***** Task inputs *****

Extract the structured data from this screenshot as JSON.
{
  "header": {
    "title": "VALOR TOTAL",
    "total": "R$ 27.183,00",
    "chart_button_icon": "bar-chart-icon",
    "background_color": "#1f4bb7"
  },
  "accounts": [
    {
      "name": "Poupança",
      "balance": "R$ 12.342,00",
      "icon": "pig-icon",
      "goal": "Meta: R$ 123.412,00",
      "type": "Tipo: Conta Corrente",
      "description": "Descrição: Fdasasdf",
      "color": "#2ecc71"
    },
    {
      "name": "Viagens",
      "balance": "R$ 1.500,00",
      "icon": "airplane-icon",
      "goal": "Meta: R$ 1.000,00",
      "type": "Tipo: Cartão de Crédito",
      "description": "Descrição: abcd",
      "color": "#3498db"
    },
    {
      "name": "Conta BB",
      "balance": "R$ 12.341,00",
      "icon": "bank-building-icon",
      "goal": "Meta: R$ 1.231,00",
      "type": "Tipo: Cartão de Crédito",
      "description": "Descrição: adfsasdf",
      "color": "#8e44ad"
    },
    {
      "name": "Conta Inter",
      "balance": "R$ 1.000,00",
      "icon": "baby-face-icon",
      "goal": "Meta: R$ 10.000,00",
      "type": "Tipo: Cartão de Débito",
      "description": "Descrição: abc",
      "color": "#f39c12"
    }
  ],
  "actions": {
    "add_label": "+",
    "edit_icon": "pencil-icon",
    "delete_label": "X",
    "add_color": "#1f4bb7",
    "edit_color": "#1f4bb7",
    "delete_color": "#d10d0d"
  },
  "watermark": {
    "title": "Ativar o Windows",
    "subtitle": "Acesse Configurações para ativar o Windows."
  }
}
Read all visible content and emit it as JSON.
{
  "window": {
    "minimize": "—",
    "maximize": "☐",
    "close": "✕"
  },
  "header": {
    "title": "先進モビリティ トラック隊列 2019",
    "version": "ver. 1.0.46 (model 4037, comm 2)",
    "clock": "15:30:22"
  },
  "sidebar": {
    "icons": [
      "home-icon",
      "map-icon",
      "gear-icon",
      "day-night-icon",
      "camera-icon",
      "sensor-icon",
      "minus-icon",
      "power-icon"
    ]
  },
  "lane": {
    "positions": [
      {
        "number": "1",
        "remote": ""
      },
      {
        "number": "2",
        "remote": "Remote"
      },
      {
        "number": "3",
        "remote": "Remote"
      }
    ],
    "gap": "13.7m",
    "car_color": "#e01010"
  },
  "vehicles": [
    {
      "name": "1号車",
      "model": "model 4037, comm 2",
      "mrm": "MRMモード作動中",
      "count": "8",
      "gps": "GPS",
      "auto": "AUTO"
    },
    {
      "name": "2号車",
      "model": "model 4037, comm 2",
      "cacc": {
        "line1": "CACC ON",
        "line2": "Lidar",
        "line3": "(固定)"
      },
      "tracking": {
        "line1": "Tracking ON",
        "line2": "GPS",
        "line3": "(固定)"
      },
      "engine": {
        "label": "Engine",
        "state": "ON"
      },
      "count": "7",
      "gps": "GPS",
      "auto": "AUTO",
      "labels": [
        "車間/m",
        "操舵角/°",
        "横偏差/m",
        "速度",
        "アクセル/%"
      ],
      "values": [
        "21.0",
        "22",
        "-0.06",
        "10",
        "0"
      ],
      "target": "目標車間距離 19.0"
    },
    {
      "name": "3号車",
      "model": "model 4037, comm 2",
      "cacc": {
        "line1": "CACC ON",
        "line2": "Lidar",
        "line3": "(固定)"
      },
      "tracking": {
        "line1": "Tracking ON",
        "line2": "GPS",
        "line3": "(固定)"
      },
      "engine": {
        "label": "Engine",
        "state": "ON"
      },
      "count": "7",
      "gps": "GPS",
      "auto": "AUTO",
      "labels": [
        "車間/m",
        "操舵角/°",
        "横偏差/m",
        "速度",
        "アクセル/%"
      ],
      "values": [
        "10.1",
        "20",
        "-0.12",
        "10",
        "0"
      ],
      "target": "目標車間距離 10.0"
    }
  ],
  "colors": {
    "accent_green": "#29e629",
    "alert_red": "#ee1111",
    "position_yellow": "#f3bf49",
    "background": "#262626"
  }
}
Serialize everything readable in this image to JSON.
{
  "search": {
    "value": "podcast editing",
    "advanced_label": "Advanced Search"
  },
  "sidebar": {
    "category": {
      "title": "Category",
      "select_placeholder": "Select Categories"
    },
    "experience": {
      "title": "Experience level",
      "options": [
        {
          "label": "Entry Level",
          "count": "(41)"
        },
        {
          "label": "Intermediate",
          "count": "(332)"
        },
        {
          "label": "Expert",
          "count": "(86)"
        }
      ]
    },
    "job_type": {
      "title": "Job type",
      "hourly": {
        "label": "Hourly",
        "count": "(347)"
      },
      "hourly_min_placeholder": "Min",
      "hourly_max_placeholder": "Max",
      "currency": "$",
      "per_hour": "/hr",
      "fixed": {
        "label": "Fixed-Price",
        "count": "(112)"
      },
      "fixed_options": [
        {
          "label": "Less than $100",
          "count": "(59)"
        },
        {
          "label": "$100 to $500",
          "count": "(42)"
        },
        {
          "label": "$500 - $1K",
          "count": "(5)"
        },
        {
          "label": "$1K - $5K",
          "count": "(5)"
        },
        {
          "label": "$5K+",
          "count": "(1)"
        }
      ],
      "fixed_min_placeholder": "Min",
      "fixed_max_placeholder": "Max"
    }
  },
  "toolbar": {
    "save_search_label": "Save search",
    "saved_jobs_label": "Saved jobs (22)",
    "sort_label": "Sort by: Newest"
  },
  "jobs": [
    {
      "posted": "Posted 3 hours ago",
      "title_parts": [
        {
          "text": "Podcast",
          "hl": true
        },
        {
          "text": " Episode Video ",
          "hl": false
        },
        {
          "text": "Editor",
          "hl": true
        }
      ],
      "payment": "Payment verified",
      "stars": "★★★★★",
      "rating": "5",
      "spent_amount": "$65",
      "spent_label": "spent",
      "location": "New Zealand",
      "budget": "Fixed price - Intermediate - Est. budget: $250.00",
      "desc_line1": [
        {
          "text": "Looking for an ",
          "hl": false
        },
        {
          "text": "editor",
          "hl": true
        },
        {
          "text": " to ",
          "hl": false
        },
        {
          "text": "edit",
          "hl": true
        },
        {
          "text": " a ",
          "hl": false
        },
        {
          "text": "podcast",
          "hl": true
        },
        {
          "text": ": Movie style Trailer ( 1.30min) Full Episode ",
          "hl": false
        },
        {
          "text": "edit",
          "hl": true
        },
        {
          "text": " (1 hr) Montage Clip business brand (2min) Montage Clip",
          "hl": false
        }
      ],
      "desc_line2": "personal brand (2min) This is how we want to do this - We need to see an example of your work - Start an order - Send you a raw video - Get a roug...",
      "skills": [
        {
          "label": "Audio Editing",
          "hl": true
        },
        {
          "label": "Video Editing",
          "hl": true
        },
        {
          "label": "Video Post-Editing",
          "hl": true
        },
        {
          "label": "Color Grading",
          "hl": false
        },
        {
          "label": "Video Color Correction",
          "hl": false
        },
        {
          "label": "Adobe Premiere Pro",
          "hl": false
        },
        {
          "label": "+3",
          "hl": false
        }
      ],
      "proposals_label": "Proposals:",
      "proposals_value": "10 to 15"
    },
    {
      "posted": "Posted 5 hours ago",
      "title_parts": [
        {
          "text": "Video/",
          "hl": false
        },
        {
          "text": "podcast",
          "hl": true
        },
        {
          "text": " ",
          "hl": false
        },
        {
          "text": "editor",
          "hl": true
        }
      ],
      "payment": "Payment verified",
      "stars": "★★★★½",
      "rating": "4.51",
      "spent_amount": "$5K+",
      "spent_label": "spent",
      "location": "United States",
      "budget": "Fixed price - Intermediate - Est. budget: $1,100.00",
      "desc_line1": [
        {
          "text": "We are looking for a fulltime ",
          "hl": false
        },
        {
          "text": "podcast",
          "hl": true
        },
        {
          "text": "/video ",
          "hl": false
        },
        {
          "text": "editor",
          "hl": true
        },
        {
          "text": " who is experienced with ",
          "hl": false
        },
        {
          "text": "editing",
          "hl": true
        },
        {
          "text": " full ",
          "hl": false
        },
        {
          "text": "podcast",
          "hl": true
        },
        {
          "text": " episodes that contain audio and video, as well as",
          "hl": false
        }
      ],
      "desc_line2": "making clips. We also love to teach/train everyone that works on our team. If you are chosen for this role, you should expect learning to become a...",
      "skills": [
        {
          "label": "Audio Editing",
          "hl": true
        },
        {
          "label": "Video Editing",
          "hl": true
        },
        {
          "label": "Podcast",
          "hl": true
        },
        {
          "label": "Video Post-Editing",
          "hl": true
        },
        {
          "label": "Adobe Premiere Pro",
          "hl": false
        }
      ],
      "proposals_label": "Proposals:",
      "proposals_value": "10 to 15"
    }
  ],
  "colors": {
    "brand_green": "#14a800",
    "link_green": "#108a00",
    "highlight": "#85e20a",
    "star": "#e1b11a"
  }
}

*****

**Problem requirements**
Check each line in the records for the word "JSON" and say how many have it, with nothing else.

**Written answer**
3